● MATERIAL PROVIDED:
◆ ◆ ◆
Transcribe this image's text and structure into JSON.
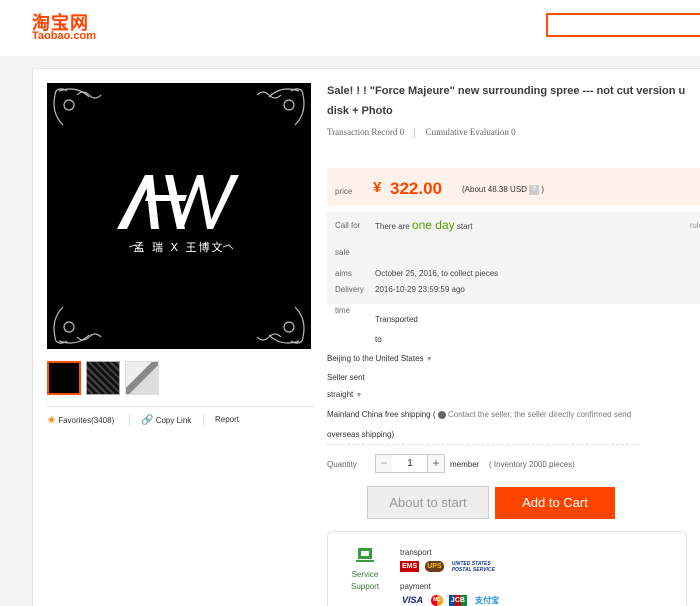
{
  "brand": {
    "name_cn": "淘宝网",
    "name_en": "Taobao.com",
    "color": "#ff4400"
  },
  "search": {
    "placeholder": ""
  },
  "product": {
    "title": "Sale! ! ! \"Force Majeure\" new surrounding spree --- not cut version u disk + Photo",
    "cover_logo": "AW",
    "cover_artist": "孟 瑞  X  王博文",
    "transaction_record": "Transaction Record 0",
    "cumulative_evaluation": "Cumulative Evaluation 0"
  },
  "social": {
    "favorites": "Favorites(3408)",
    "copy_link": "Copy Link",
    "report": "Report"
  },
  "price": {
    "label": "price",
    "currency_symbol": "¥",
    "amount": "322.00",
    "about": "(About 48.38 USD",
    "help_icon": "?",
    "close": ")"
  },
  "promo": {
    "call_for": "Call for",
    "sale": "sale",
    "start_prefix": "There are",
    "start_highlight": "one day",
    "start_suffix": "start",
    "rule": "rule",
    "aims": "aims",
    "aims_value": "October 25, 2016, to collect pieces",
    "delivery": "Delivery",
    "delivery_value": "2016-10-29 23:59:59 ago",
    "time": "time",
    "transported": "Transported",
    "to": "to"
  },
  "shipping": {
    "from": "Beijing to",
    "destination": "the United States",
    "seller_sent": "Seller sent",
    "straight": "straight",
    "free_shipping": "Mainland China free shipping (",
    "contact_note": "Contact the seller, the seller directly confirmed send",
    "overseas": "overseas shipping)"
  },
  "quantity": {
    "label": "Quantity",
    "value": "1",
    "unit": "member",
    "inventory": "( Inventory 2000 pieces)"
  },
  "buttons": {
    "about_to_start": "About to start",
    "add_to_cart": "Add to Cart"
  },
  "service": {
    "label_line1": "Service",
    "label_line2": "Support",
    "transport": "transport",
    "payment": "payment",
    "transport_logos": [
      "EMS",
      "UPS",
      "UNITED STATES POSTAL SERVICE"
    ],
    "payment_logos": [
      "VISA",
      "MC",
      "JCB",
      "支付宝"
    ]
  }
}
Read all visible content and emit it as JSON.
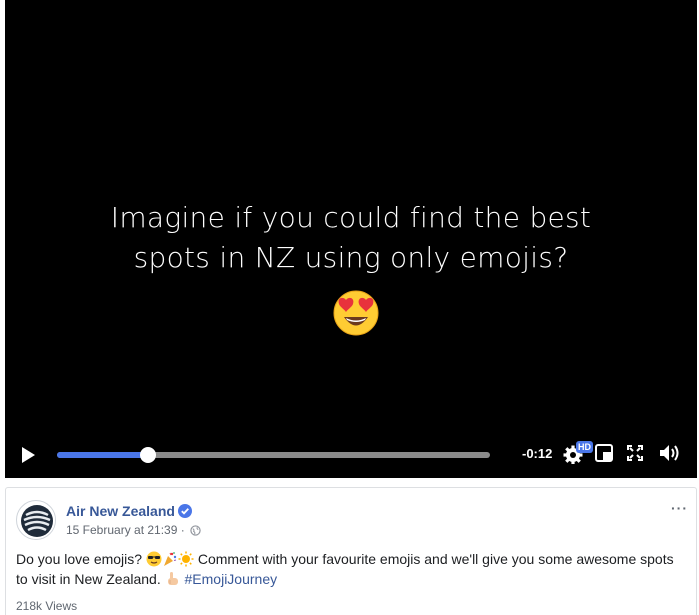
{
  "video": {
    "caption_line1": "Imagine if you could find the best",
    "caption_line2": "spots in NZ using only emojis?",
    "caption_emoji": "heart-eyes-emoji",
    "progress": 0.21,
    "time_remaining": "-0:12",
    "hd_label": "HD",
    "accent_color": "#4a76e8"
  },
  "post": {
    "page_name": "Air New Zealand",
    "timestamp": "15 February at 21:39",
    "meta_separator": "·",
    "more_label": "···",
    "text_part1": "Do you love emojis?",
    "text_part2": "Comment with your favourite emojis and we'll give you some awesome spots to visit in New Zealand.",
    "hashtag": "#EmojiJourney",
    "views": "218k Views",
    "link_color": "#385898"
  }
}
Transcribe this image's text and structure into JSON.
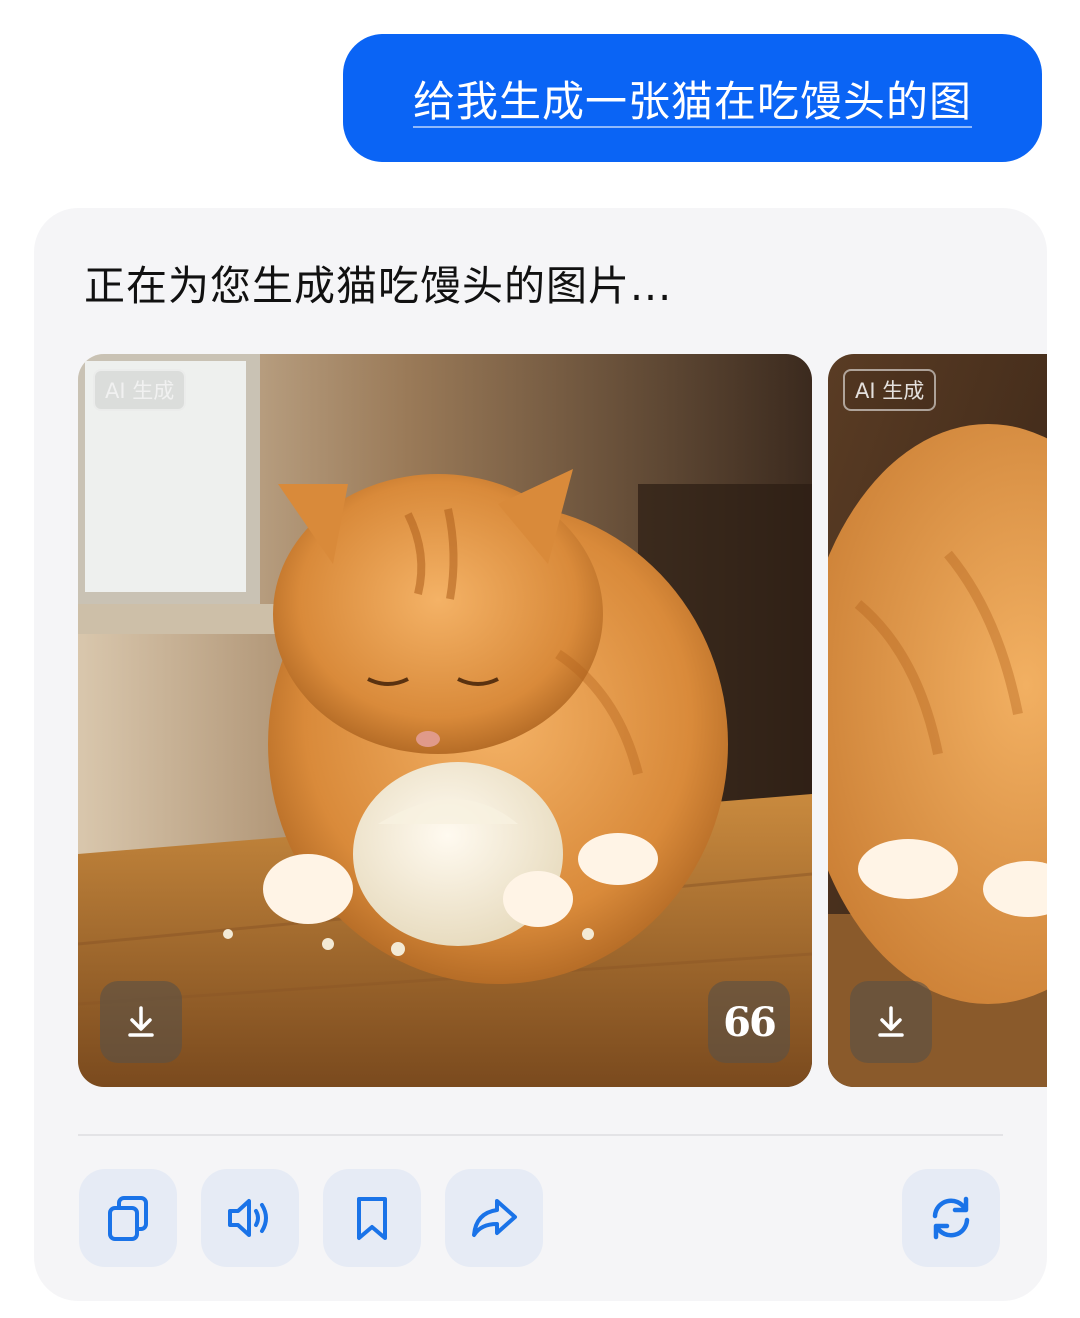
{
  "user_message": {
    "text": "给我生成一张猫在吃馒头的图"
  },
  "assistant_reply": {
    "text": "正在为您生成猫吃馒头的图片...",
    "images": [
      {
        "badge": "AI 生成",
        "description_icon": "cat-eating-bun-image"
      },
      {
        "badge": "AI 生成",
        "description_icon": "cat-eating-bun-image"
      }
    ],
    "quote_label": "66"
  },
  "actions": [
    {
      "icon": "copy-icon"
    },
    {
      "icon": "speaker-icon"
    },
    {
      "icon": "bookmark-icon"
    },
    {
      "icon": "share-icon"
    },
    {
      "icon": "regenerate-icon"
    }
  ],
  "colors": {
    "accent": "#0a64f5",
    "icon_blue": "#1a73e8",
    "card_bg": "#f5f5f7",
    "action_bg": "#e6ebf5"
  }
}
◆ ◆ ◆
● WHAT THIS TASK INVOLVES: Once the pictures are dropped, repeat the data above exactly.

● RESULT BELOW:
Transcribe this image's text and structure into JSON.
{
  "brand": {
    "name_cn": "淘宝网",
    "name_en": "Taobao.com",
    "color": "#ff4400"
  },
  "search": {
    "placeholder": ""
  },
  "product": {
    "title": "Sale! ! ! \"Force Majeure\" new surrounding spree --- not cut version u disk + Photo",
    "cover_logo": "AW",
    "cover_artist": "孟 瑞  X  王博文",
    "transaction_record": "Transaction Record 0",
    "cumulative_evaluation": "Cumulative Evaluation 0"
  },
  "social": {
    "favorites": "Favorites(3408)",
    "copy_link": "Copy Link",
    "report": "Report"
  },
  "price": {
    "label": "price",
    "currency_symbol": "¥",
    "amount": "322.00",
    "about": "(About 48.38 USD",
    "help_icon": "?",
    "close": ")"
  },
  "promo": {
    "call_for": "Call for",
    "sale": "sale",
    "start_prefix": "There are",
    "start_highlight": "one day",
    "start_suffix": "start",
    "rule": "rule",
    "aims": "aims",
    "aims_value": "October 25, 2016, to collect pieces",
    "delivery": "Delivery",
    "delivery_value": "2016-10-29 23:59:59 ago",
    "time": "time",
    "transported": "Transported",
    "to": "to"
  },
  "shipping": {
    "from": "Beijing to",
    "destination": "the United States",
    "seller_sent": "Seller sent",
    "straight": "straight",
    "free_shipping": "Mainland China free shipping (",
    "contact_note": "Contact the seller, the seller directly confirmed send",
    "overseas": "overseas shipping)"
  },
  "quantity": {
    "label": "Quantity",
    "value": "1",
    "unit": "member",
    "inventory": "( Inventory 2000 pieces)"
  },
  "buttons": {
    "about_to_start": "About to start",
    "add_to_cart": "Add to Cart"
  },
  "service": {
    "label_line1": "Service",
    "label_line2": "Support",
    "transport": "transport",
    "payment": "payment",
    "transport_logos": [
      "EMS",
      "UPS",
      "UNITED STATES POSTAL SERVICE"
    ],
    "payment_logos": [
      "VISA",
      "MC",
      "JCB",
      "支付宝"
    ]
  }
}
Read all visible content and emit it as JSON.
{
  "video": {
    "caption_line1": "Imagine if you could find the best",
    "caption_line2": "spots in NZ using only emojis?",
    "caption_emoji": "heart-eyes-emoji",
    "progress": 0.21,
    "time_remaining": "-0:12",
    "hd_label": "HD",
    "accent_color": "#4a76e8"
  },
  "post": {
    "page_name": "Air New Zealand",
    "timestamp": "15 February at 21:39",
    "meta_separator": "·",
    "more_label": "···",
    "text_part1": "Do you love emojis?",
    "text_part2": "Comment with your favourite emojis and we'll give you some awesome spots to visit in New Zealand.",
    "hashtag": "#EmojiJourney",
    "views": "218k Views",
    "link_color": "#385898"
  }
}
Transcribe this image's text and structure into JSON.
{
  "user_message": {
    "text": "给我生成一张猫在吃馒头的图"
  },
  "assistant_reply": {
    "text": "正在为您生成猫吃馒头的图片...",
    "images": [
      {
        "badge": "AI 生成",
        "description_icon": "cat-eating-bun-image"
      },
      {
        "badge": "AI 生成",
        "description_icon": "cat-eating-bun-image"
      }
    ],
    "quote_label": "66"
  },
  "actions": [
    {
      "icon": "copy-icon"
    },
    {
      "icon": "speaker-icon"
    },
    {
      "icon": "bookmark-icon"
    },
    {
      "icon": "share-icon"
    },
    {
      "icon": "regenerate-icon"
    }
  ],
  "colors": {
    "accent": "#0a64f5",
    "icon_blue": "#1a73e8",
    "card_bg": "#f5f5f7",
    "action_bg": "#e6ebf5"
  }
}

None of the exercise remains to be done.